▸ **ACTIVITY**
Every line below must be copied as written, except for pictures.
START EXERCISE MATERIALS
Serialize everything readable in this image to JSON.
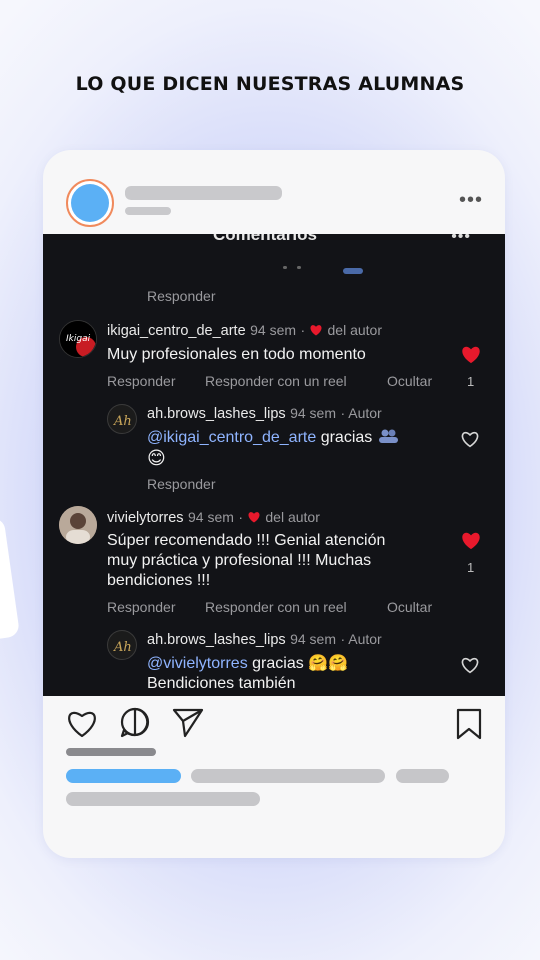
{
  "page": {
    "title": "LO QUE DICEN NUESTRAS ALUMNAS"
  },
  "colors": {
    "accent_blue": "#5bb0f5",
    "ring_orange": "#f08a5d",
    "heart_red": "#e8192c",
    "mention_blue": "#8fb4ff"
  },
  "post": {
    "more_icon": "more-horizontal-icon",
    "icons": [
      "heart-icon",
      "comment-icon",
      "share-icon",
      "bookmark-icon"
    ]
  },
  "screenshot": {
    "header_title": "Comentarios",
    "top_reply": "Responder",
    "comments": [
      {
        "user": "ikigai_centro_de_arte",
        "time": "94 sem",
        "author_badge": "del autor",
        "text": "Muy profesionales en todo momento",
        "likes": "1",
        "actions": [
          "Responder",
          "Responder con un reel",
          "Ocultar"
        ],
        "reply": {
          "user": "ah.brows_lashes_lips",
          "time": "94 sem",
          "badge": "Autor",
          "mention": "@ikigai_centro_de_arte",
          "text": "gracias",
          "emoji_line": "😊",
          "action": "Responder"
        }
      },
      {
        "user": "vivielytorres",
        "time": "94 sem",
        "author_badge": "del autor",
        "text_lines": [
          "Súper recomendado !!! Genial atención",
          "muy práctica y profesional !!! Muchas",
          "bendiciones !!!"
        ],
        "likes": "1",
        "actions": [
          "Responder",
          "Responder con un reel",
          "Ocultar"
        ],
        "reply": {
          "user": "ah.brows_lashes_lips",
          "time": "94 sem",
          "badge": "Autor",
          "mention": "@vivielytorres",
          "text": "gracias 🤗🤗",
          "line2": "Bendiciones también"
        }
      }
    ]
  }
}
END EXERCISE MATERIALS
▸ **SOLVED PROBLEM**
Serialize everything readable in this image to JSON.
{
  "page": {
    "title": "LO QUE DICEN NUESTRAS ALUMNAS"
  },
  "colors": {
    "accent_blue": "#5bb0f5",
    "ring_orange": "#f08a5d",
    "heart_red": "#e8192c",
    "mention_blue": "#8fb4ff"
  },
  "post": {
    "more_icon": "more-horizontal-icon",
    "icons": [
      "heart-icon",
      "comment-icon",
      "share-icon",
      "bookmark-icon"
    ]
  },
  "screenshot": {
    "header_title": "Comentarios",
    "top_reply": "Responder",
    "comments": [
      {
        "user": "ikigai_centro_de_arte",
        "time": "94 sem",
        "author_badge": "del autor",
        "text": "Muy profesionales en todo momento",
        "likes": "1",
        "actions": [
          "Responder",
          "Responder con un reel",
          "Ocultar"
        ],
        "reply": {
          "user": "ah.brows_lashes_lips",
          "time": "94 sem",
          "badge": "Autor",
          "mention": "@ikigai_centro_de_arte",
          "text": "gracias",
          "emoji_line": "😊",
          "action": "Responder"
        }
      },
      {
        "user": "vivielytorres",
        "time": "94 sem",
        "author_badge": "del autor",
        "text_lines": [
          "Súper recomendado !!! Genial atención",
          "muy práctica y profesional !!! Muchas",
          "bendiciones !!!"
        ],
        "likes": "1",
        "actions": [
          "Responder",
          "Responder con un reel",
          "Ocultar"
        ],
        "reply": {
          "user": "ah.brows_lashes_lips",
          "time": "94 sem",
          "badge": "Autor",
          "mention": "@vivielytorres",
          "text": "gracias 🤗🤗",
          "line2": "Bendiciones también"
        }
      }
    ]
  }
}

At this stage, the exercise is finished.